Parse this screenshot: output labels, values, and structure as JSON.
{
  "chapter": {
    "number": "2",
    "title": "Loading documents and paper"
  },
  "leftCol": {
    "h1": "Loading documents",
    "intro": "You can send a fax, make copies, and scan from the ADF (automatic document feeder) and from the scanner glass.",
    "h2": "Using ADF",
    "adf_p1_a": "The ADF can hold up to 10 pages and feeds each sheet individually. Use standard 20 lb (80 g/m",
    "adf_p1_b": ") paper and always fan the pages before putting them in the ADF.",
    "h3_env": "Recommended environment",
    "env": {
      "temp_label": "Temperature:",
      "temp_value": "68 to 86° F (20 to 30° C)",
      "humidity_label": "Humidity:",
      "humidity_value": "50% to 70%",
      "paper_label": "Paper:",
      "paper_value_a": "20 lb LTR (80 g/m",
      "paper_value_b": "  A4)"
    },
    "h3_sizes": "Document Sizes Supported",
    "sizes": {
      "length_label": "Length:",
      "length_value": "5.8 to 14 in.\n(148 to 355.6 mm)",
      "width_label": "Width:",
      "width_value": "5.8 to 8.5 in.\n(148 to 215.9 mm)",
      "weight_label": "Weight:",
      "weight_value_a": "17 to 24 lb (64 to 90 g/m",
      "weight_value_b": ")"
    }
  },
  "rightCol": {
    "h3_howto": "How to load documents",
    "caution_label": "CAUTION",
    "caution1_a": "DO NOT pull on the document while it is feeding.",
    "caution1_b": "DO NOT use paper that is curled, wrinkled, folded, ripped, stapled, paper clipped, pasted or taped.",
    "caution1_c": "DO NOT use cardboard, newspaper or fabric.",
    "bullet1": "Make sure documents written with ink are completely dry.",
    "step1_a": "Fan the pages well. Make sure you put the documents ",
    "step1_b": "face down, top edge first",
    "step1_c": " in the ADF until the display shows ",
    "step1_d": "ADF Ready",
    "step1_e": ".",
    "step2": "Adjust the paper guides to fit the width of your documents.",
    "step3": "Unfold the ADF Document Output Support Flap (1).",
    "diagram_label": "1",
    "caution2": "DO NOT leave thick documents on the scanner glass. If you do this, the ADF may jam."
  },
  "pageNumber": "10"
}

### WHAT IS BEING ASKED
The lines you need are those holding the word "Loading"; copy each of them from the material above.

### ANSWER SECTION
    "title": "Loading documents and paper"
    "h1": "Loading documents",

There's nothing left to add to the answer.